[Data records for software interfaces]
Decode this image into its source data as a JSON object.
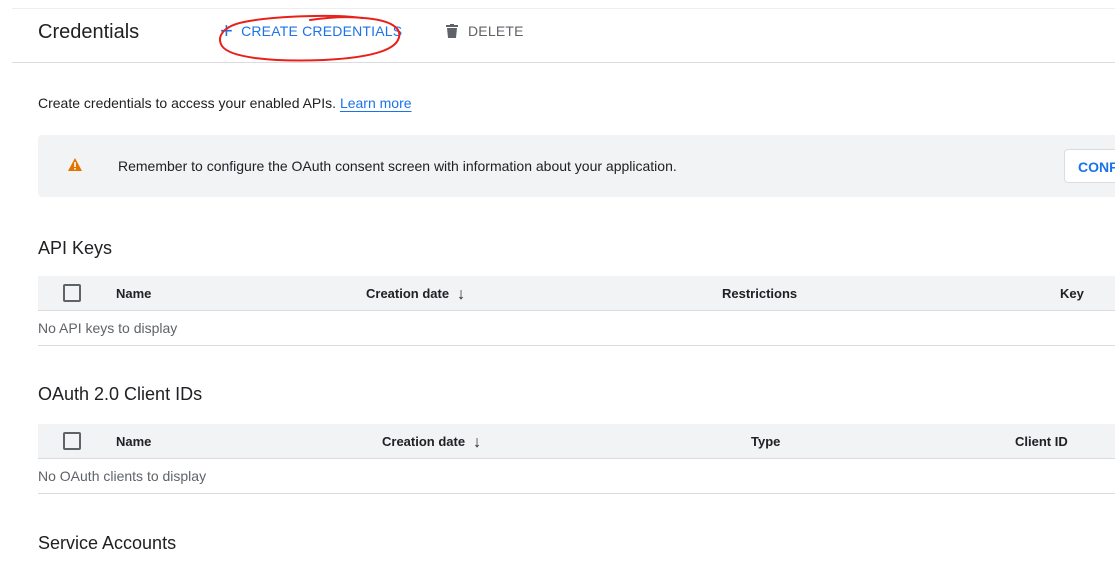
{
  "header": {
    "title": "Credentials",
    "create_label": "CREATE CREDENTIALS",
    "delete_label": "DELETE"
  },
  "intro": {
    "text": "Create credentials to access your enabled APIs.",
    "link": "Learn more"
  },
  "banner": {
    "message": "Remember to configure the OAuth consent screen with information about your application.",
    "button_label": "CONFIGURE CONSENT SCREEN"
  },
  "api_keys": {
    "title": "API Keys",
    "columns": [
      "Name",
      "Creation date",
      "Restrictions",
      "Key"
    ],
    "empty": "No API keys to display"
  },
  "oauth": {
    "title": "OAuth 2.0 Client IDs",
    "columns": [
      "Name",
      "Creation date",
      "Type",
      "Client ID"
    ],
    "empty": "No OAuth clients to display"
  },
  "service_accounts": {
    "title": "Service Accounts"
  },
  "colors": {
    "accent": "#1a73e8",
    "warning": "#e37400",
    "annotation": "#e8201a"
  }
}
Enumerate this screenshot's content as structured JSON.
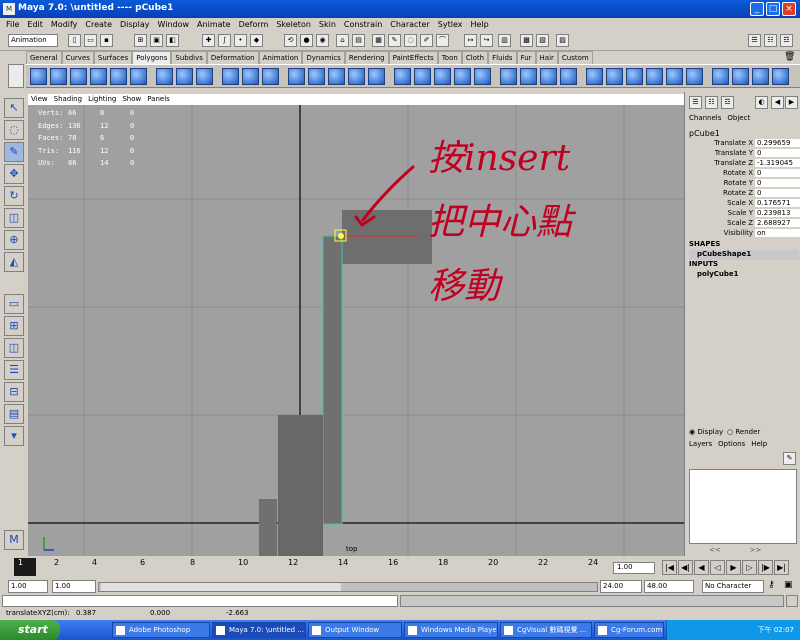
{
  "window": {
    "title": "Maya 7.0: \\untitled   ----   pCube1"
  },
  "menubar": [
    "File",
    "Edit",
    "Modify",
    "Create",
    "Display",
    "Window",
    "Animate",
    "Deform",
    "Skeleton",
    "Skin",
    "Constrain",
    "Character",
    "Sytlex",
    "Help"
  ],
  "status": {
    "mode": "Animation"
  },
  "shelf_tabs": [
    "General",
    "Curves",
    "Surfaces",
    "Polygons",
    "Subdivs",
    "Deformation",
    "Animation",
    "Dynamics",
    "Rendering",
    "PaintEffects",
    "Toon",
    "Cloth",
    "Fluids",
    "Fur",
    "Hair",
    "Custom"
  ],
  "shelf_active": "Polygons",
  "panel_menu": [
    "View",
    "Shading",
    "Lighting",
    "Show",
    "Panels"
  ],
  "hud": [
    [
      "Verts:",
      "66",
      "8",
      "0"
    ],
    [
      "Edges:",
      "136",
      "12",
      "0"
    ],
    [
      "Faces:",
      "78",
      "6",
      "0"
    ],
    [
      "Tris:",
      "116",
      "12",
      "0"
    ],
    [
      "UVs:",
      "86",
      "14",
      "0"
    ]
  ],
  "viewport_label": "top",
  "annotation": {
    "line1": "按insert",
    "line2": "把中心點",
    "line3": "移動"
  },
  "channel_box": {
    "menu": [
      "Channels",
      "Object"
    ],
    "object": "pCube1",
    "attrs": [
      {
        "name": "Translate X",
        "value": "0.299659"
      },
      {
        "name": "Translate Y",
        "value": "0"
      },
      {
        "name": "Translate Z",
        "value": "-1.319045"
      },
      {
        "name": "Rotate X",
        "value": "0"
      },
      {
        "name": "Rotate Y",
        "value": "0"
      },
      {
        "name": "Rotate Z",
        "value": "0"
      },
      {
        "name": "Scale X",
        "value": "0.176571"
      },
      {
        "name": "Scale Y",
        "value": "0.239813"
      },
      {
        "name": "Scale Z",
        "value": "2.688927"
      },
      {
        "name": "Visibility",
        "value": "on"
      }
    ],
    "shapes_label": "SHAPES",
    "shape": "pCubeShape1",
    "inputs_label": "INPUTS",
    "input": "polyCube1"
  },
  "layer_editor": {
    "display": "Display",
    "render": "Render",
    "menu": [
      "Layers",
      "Options",
      "Help"
    ]
  },
  "timeline": {
    "ticks": [
      "1",
      "2",
      "4",
      "6",
      "8",
      "10",
      "12",
      "14",
      "16",
      "18",
      "20",
      "22",
      "24"
    ],
    "current": "1.00"
  },
  "range": {
    "start": "1.00",
    "start2": "1.00",
    "end": "24.00",
    "end2": "48.00",
    "charset": "No Character Set"
  },
  "helpline": {
    "label": "translateXYZ(cm):",
    "x": "0.387",
    "y": "0.000",
    "z": "-2.663"
  },
  "taskbar": {
    "start": "start",
    "items": [
      "Adobe Photoshop",
      "Maya 7.0: \\untitled ...",
      "Output Window",
      "Windows Media Player",
      "CgVisual 數碼視覺 ...",
      "Cg-Forum.com : 觀..."
    ],
    "clock": "下午 02:07"
  }
}
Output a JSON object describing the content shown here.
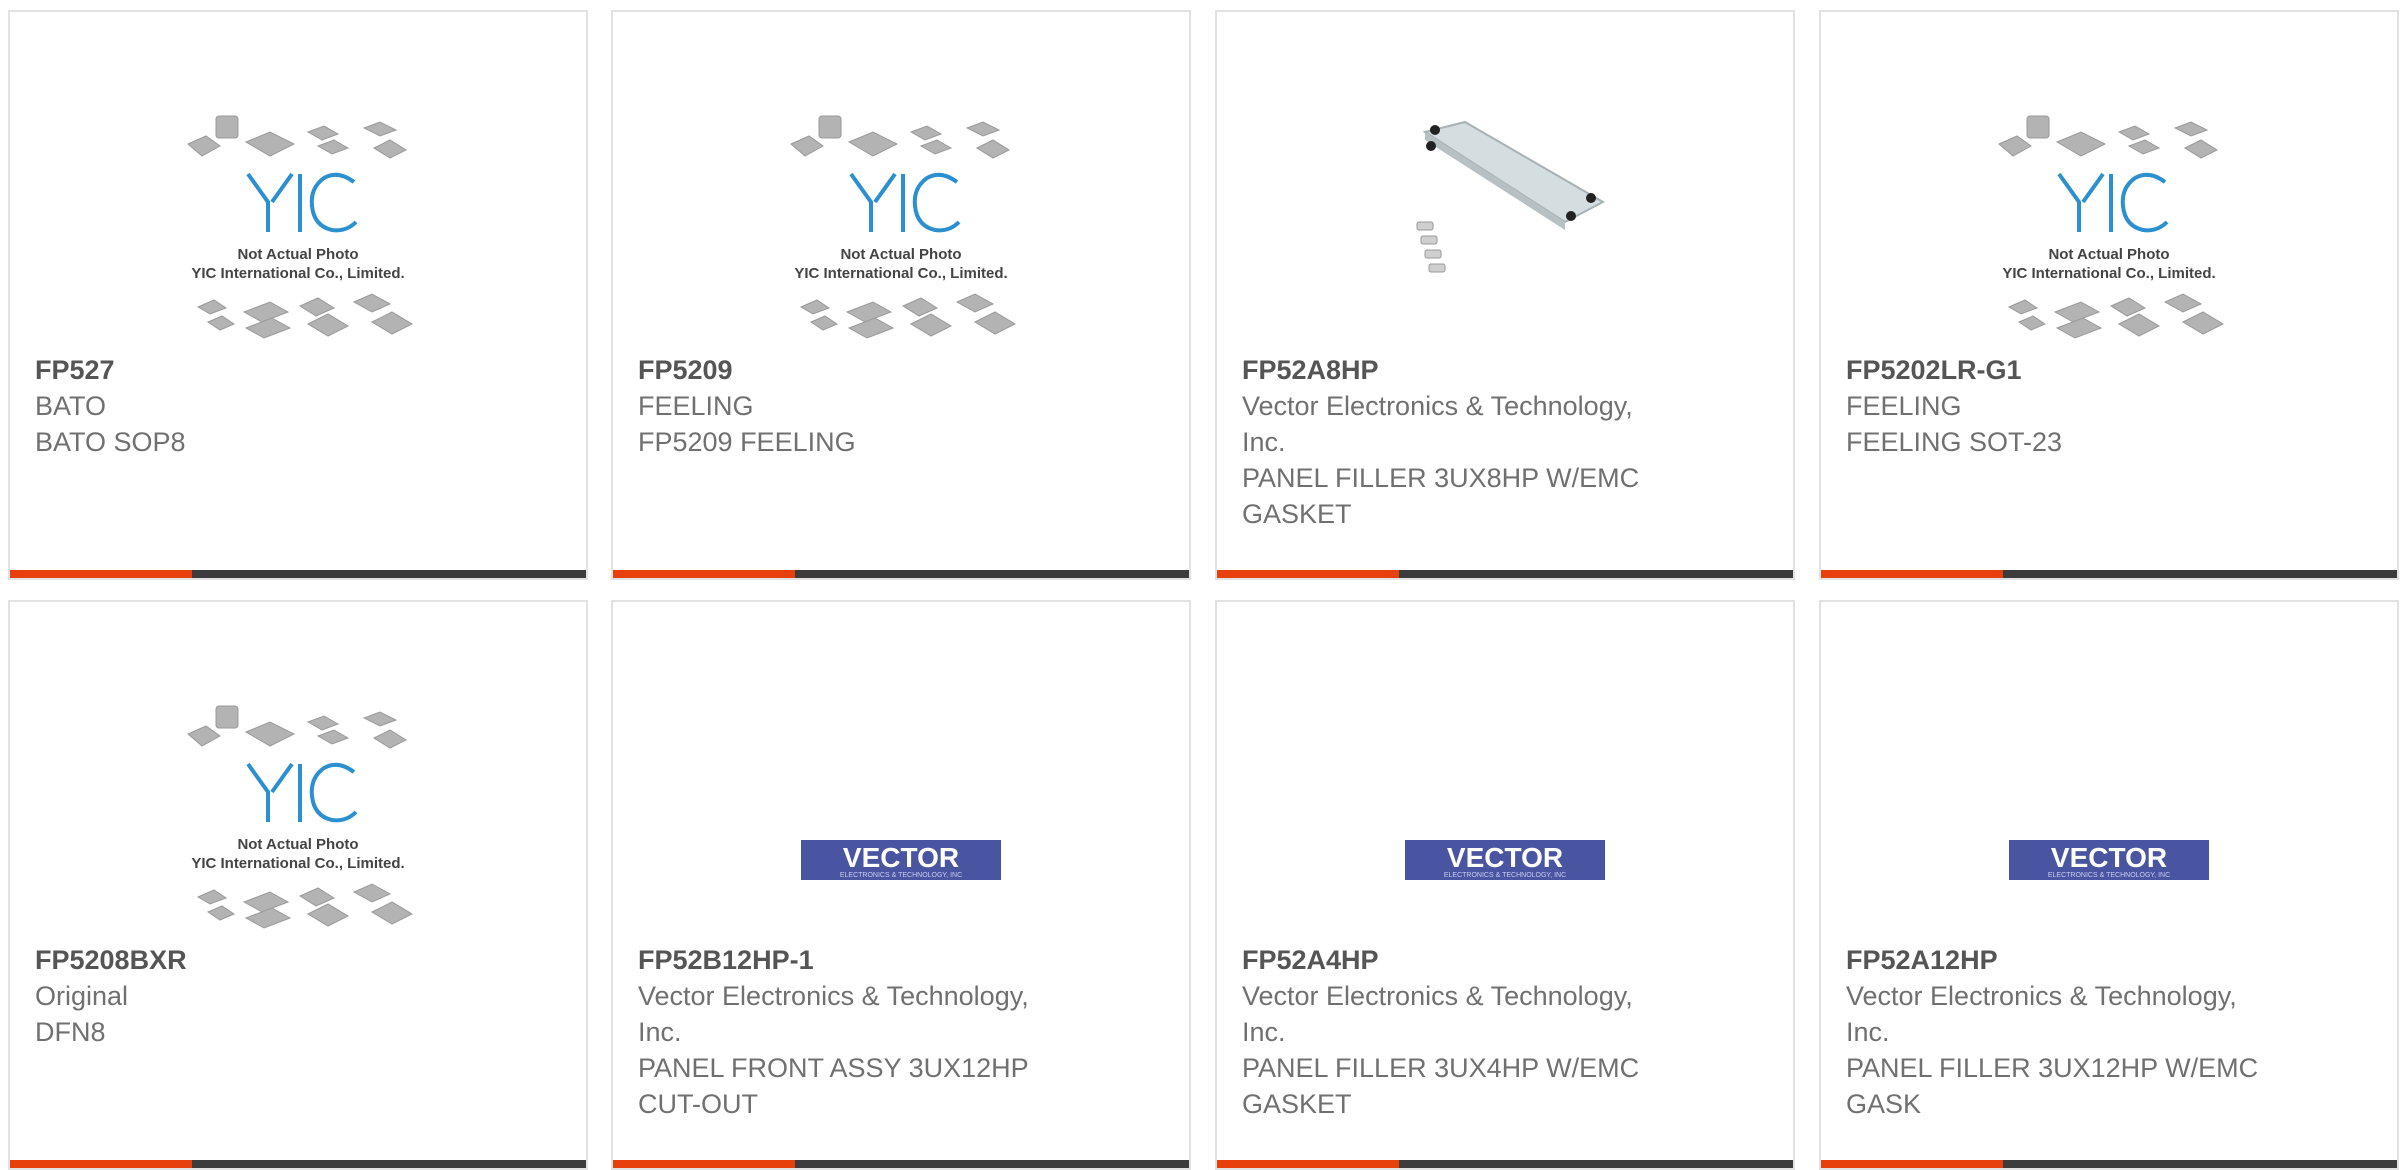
{
  "products": [
    {
      "part": "FP527",
      "maker": "BATO",
      "desc": "BATO SOP8",
      "image": "yic-placeholder",
      "placeholder_line1": "Not Actual Photo",
      "placeholder_line2": "YIC International Co., Limited.",
      "logo_text": "YIC"
    },
    {
      "part": "FP5209",
      "maker": "FEELING",
      "desc": "FP5209 FEELING",
      "image": "yic-placeholder",
      "placeholder_line1": "Not Actual Photo",
      "placeholder_line2": "YIC International Co., Limited.",
      "logo_text": "YIC"
    },
    {
      "part": "FP52A8HP",
      "maker": "Vector Electronics & Technology, Inc.",
      "desc": "PANEL FILLER 3UX8HP W/EMC GASKET",
      "image": "panel-photo"
    },
    {
      "part": "FP5202LR-G1",
      "maker": "FEELING",
      "desc": "FEELING SOT-23",
      "image": "yic-placeholder",
      "placeholder_line1": "Not Actual Photo",
      "placeholder_line2": "YIC International Co., Limited.",
      "logo_text": "YIC"
    },
    {
      "part": "FP5208BXR",
      "maker": "Original",
      "desc": "DFN8",
      "image": "yic-placeholder",
      "placeholder_line1": "Not Actual Photo",
      "placeholder_line2": "YIC International Co., Limited.",
      "logo_text": "YIC"
    },
    {
      "part": "FP52B12HP-1",
      "maker": "Vector Electronics & Technology, Inc.",
      "desc": "PANEL FRONT ASSY 3UX12HP CUT-OUT",
      "image": "vector-logo",
      "logo_text": "VECTOR",
      "logo_sub": "ELECTRONICS & TECHNOLOGY, INC"
    },
    {
      "part": "FP52A4HP",
      "maker": "Vector Electronics & Technology, Inc.",
      "desc": "PANEL FILLER 3UX4HP W/EMC GASKET",
      "image": "vector-logo",
      "logo_text": "VECTOR",
      "logo_sub": "ELECTRONICS & TECHNOLOGY, INC"
    },
    {
      "part": "FP52A12HP",
      "maker": "Vector Electronics & Technology, Inc.",
      "desc": "PANEL FILLER 3UX12HP W/EMC GASK",
      "image": "vector-logo",
      "logo_text": "VECTOR",
      "logo_sub": "ELECTRONICS & TECHNOLOGY, INC"
    }
  ],
  "colors": {
    "accent": "#e8400c",
    "bar": "#3c3c3c",
    "border": "#e2e2e2",
    "part_text": "#555555",
    "body_text": "#707070",
    "yic_blue": "#2b8fd0",
    "vector_blue": "#4a55a2"
  }
}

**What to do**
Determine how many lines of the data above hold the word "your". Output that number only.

**Worked solution**
2